<h4 class='personName'></div>



The first thing you may notice is the new \

In order to instantiate a template you need to activate it from javascript. The easiest way to do so is by replicating the code and appending it to your dom

var profileCard = document.querySelector('#profileCardTemplate');

profileCard.content.querySelector('img').src = 'profilePicture.jpg';

var clone = document.importNode(profileCard.content, true);


There are a ton of great features in templates, but there are two I would like to call out:

  1. It encourages lazy loading of not just heavy assets like a list of user profile pictures, but also the dom elements associated to said list. The way it does this is by not adding the item to the DOM until after its instantiated. So if you javascript doesn’t run until the page is loaded, you have easily built a lazy loading.

  2. Another thing to consider with html5 templates is that script tags nested inside these templates will not run until are instantiated. In the following example the console.log will only occur when the link is clicked

<a onclick="generateTemplate()">DO IT!!!</a>


var generateTemplate = function(){

var content= document.querySelector('template').content;

var clone = document.importNode(content, true);





<script> console.log("woot woot");</script>


With any new addition to the front end web designers tool belt, one needs to be wary of the browser support. As you can see from Can I Use its pretty great for our lovely friend IE.

If your project needs to support, I.E. there are shims and polyfils available, so coupled with modernizr you should be able to build a production app with html5 templates.

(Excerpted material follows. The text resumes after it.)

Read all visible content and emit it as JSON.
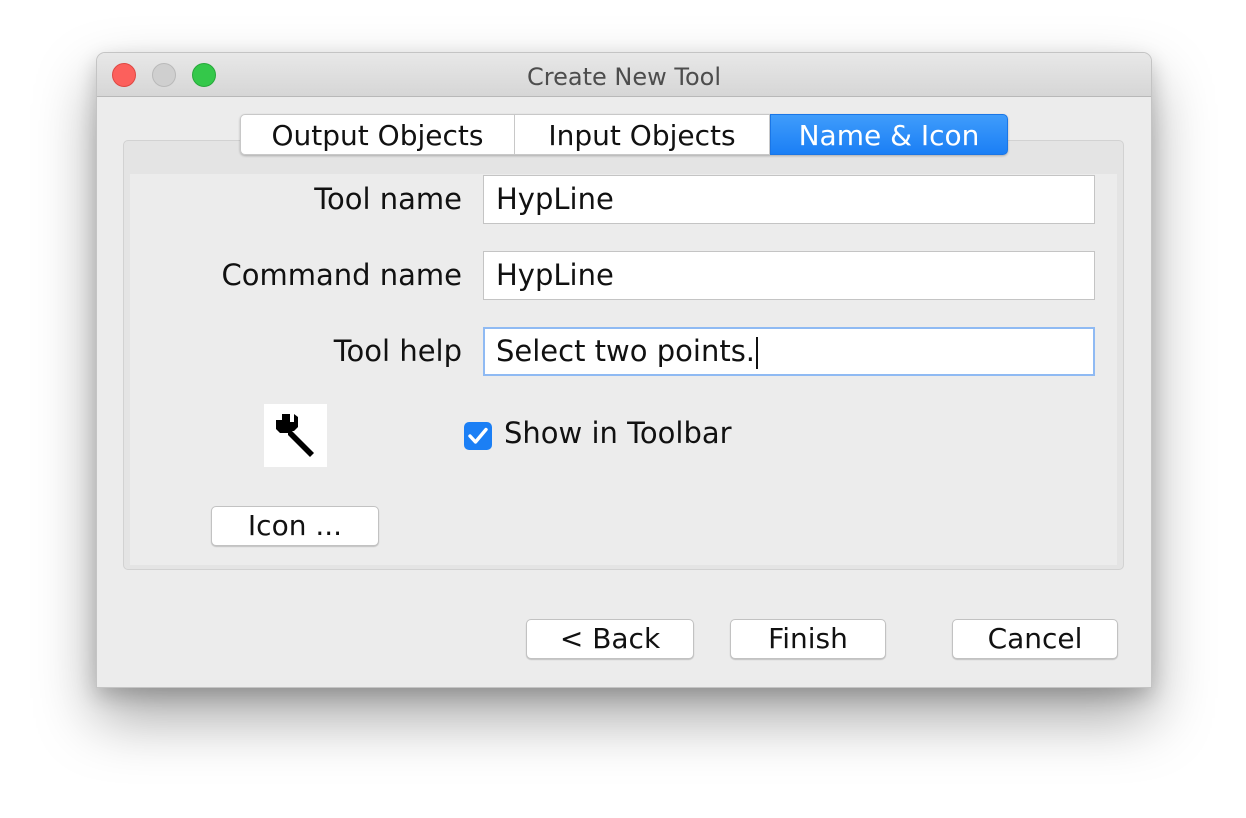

As the HTML5 Spec continues to grow there are tons of cool features that get added every release. HTML5 templates are one of my favorite I have seen in a while, and I encourage everyone tool look into them. If possible, make your page a little lighter and pull out a javascript library!